The 5 biggest causes of stress at Christmas
It’s no surprise that Christmas is a stressful time of year and with the pressure on to find the perfect present, the crowds and queues don’t help either.
What is surprising, however, is that rather than all the logistical mayhem causing us the most stress at Christmas, it is the noise of busy streets and queues that has been recognised as the biggest cause of stress instead. Followed closely by:
- Finding the perfect present for a loved one (25.6%)
- Getting everything ready on time (23.1%)
- Spending long periods of time with in-laws (11.9%)
- Getting all the ingredients for your Christmas dinner (10.9%)
While the sheer noise of Christmas shopping causes a 16% drop in our emotional wellbeing, the good news is that taking regular breaks and listening to calming music while Christmas shopping can increase happiness by as much as 17%.
Patrick Fagan, behavioural science expert at Goldsmiths University, said, “We frequently worry about our stress levels in the chaos of the lead-up to Christmas, however, the research has proven that actually, the noise of festive shopping is having a strong impact on our overall feelings of happiness and short-term wellbeing.

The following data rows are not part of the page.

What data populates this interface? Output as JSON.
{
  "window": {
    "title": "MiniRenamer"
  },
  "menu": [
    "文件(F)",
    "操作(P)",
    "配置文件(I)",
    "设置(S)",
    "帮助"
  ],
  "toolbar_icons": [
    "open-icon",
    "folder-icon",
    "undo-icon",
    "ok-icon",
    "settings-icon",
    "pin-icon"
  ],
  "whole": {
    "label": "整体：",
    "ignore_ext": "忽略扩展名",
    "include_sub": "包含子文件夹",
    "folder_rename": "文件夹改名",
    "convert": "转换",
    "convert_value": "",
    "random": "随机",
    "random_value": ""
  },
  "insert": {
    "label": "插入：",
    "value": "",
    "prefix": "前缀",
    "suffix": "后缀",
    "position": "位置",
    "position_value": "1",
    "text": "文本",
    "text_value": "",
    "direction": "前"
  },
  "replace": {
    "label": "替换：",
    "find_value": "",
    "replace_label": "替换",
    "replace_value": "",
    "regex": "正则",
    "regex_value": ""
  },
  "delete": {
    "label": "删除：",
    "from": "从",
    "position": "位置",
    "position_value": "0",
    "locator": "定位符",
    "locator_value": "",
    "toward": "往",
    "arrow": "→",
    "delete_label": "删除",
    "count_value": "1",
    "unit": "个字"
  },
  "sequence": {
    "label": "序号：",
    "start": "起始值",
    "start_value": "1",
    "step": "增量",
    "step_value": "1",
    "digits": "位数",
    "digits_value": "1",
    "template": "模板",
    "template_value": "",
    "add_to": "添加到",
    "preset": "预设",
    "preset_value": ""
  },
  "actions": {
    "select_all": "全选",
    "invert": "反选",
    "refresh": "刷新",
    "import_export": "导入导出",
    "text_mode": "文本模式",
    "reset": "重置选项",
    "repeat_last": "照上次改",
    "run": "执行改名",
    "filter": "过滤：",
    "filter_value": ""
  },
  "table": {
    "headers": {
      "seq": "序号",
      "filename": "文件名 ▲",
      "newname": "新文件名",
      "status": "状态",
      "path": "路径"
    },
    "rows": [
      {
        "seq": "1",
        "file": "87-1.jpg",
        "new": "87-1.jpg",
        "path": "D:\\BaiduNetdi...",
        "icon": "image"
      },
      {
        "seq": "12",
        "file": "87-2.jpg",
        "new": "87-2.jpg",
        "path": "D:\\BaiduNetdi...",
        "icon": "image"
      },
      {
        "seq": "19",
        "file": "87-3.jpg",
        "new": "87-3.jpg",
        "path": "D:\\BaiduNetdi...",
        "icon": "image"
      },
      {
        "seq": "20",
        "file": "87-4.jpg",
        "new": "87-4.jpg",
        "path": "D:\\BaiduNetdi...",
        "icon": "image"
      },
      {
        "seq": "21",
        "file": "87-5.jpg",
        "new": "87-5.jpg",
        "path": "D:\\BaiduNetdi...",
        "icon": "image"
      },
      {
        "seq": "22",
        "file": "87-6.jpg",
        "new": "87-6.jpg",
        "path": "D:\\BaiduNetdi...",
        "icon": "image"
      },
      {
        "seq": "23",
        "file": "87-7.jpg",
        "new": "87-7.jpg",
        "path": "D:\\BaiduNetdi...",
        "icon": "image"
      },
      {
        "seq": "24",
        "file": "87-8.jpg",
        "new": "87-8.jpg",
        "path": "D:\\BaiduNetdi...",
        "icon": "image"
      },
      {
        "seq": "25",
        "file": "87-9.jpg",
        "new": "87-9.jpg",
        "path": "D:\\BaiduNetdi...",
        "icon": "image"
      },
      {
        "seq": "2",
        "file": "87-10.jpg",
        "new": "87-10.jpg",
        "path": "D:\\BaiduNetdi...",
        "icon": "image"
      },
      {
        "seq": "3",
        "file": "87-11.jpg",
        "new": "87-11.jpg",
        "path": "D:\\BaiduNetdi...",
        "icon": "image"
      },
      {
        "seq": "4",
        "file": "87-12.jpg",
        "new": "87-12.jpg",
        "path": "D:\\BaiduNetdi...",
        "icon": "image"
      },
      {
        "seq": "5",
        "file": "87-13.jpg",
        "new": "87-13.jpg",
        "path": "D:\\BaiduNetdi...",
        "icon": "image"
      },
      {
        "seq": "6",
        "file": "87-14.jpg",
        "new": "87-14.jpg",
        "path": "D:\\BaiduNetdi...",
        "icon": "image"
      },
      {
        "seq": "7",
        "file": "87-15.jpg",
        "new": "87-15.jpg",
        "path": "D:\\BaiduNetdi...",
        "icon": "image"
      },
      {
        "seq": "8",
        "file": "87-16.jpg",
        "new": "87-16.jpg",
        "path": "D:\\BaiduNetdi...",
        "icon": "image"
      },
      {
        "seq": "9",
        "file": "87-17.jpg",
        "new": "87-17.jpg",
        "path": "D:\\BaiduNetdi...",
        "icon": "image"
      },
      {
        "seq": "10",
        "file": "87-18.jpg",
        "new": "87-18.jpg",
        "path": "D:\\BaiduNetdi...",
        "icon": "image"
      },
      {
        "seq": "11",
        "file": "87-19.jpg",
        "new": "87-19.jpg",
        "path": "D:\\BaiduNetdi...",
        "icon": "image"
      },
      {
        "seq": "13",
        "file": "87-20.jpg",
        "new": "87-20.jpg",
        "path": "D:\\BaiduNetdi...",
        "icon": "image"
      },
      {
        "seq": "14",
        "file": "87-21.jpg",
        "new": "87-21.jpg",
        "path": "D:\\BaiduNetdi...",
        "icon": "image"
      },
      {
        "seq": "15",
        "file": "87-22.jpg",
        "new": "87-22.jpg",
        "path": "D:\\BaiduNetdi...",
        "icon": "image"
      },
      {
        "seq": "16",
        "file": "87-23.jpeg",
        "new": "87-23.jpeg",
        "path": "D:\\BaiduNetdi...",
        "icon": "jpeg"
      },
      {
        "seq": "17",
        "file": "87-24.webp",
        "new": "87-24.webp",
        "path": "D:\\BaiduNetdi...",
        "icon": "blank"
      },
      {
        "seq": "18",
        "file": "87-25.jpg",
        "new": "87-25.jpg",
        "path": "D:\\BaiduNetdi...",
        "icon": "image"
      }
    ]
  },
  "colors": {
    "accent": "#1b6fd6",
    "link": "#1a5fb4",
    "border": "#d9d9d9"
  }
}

“As a nation, a staggering 88% don’t wear headphones when out shopping; however, wearing such tech appears to increase happiness and feelings of wellbeing and can provide a simple solution during this stressful time.”
Fagan recommends a few simple measures that can be taken to negate the impact of Christmas noise:

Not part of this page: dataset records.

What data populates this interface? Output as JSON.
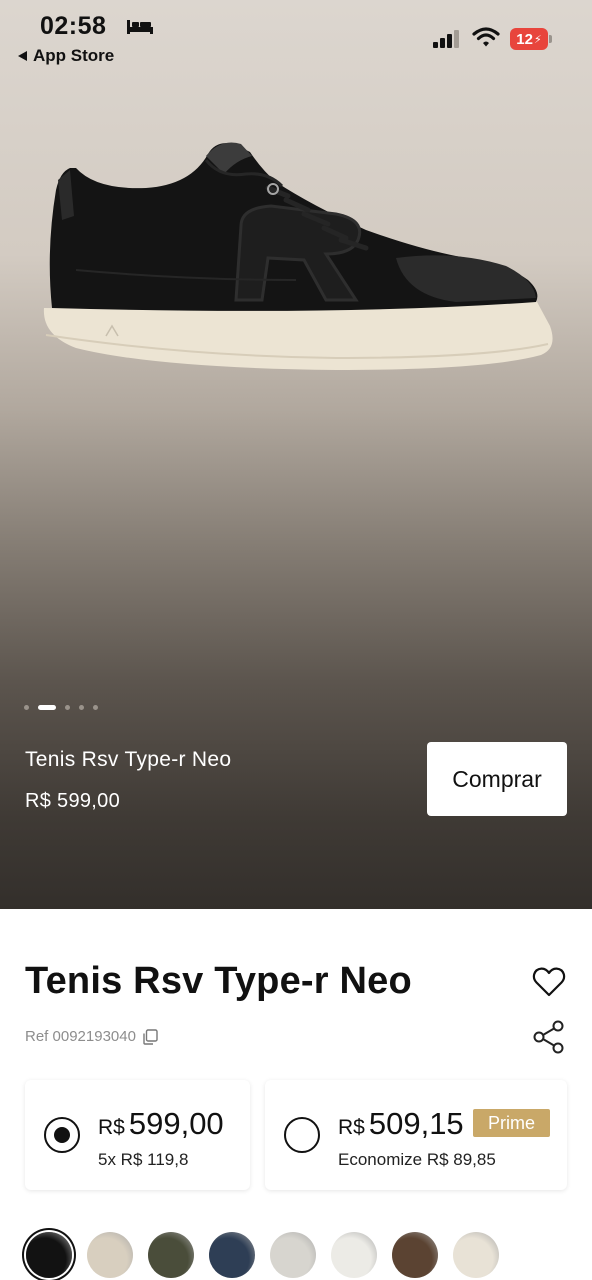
{
  "status_bar": {
    "time": "02:58",
    "back_label": "App Store",
    "battery_level": "12"
  },
  "hero": {
    "product_name": "Tenis Rsv Type-r Neo",
    "price": "R$ 599,00",
    "buy_label": "Comprar",
    "carousel_page_count": 5,
    "carousel_active_index": 1
  },
  "product": {
    "title": "Tenis Rsv Type-r Neo",
    "ref": "Ref 0092193040"
  },
  "price_options": [
    {
      "currency": "R$",
      "amount": "599,00",
      "subtext": "5x R$ 119,8",
      "selected": true
    },
    {
      "currency": "R$",
      "amount": "509,15",
      "badge": "Prime",
      "subtext": "Economize R$ 89,85",
      "selected": false
    }
  ],
  "color_swatches": [
    {
      "name": "black",
      "color": "#121212",
      "selected": true
    },
    {
      "name": "beige",
      "color": "#d8cfbf",
      "selected": false
    },
    {
      "name": "olive",
      "color": "#4a4d3a",
      "selected": false
    },
    {
      "name": "navy",
      "color": "#2e3e55",
      "selected": false
    },
    {
      "name": "light-grey",
      "color": "#d7d5cf",
      "selected": false
    },
    {
      "name": "off-white",
      "color": "#ecebe6",
      "selected": false
    },
    {
      "name": "brown",
      "color": "#5b4332",
      "selected": false
    },
    {
      "name": "cream",
      "color": "#e8e2d6",
      "selected": false
    }
  ],
  "colors": {
    "prime_badge": "#c9a868",
    "battery_low": "#e8453c"
  }
}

TAKE REGULAR BREAKS
From a psychological point of view, the brain is like a muscle with limited energy, and bombarding it with too much information causes stress. Breaks allow our brains to recover from the over-stimulation of Christmas shopping.
THINK ABOUT NOISE
The study found that listening to relaxing music, combined with the noise-cancelling capabilities of headphones such as Sony’s WH-1000XM3, remedied feelings of negativity and increased levels of happiness by as much as 17%. Psychological research has also shown that music affects thoughts and feelings so use this insight to manage your mood during your Christmas shopping.
Make sure you’ve left yourself enough time. We know from peer-reviewed studies that time pressure increases cognitive effort and therefore stress; giving yourself plenty of time gives your brain the room to do what it needs.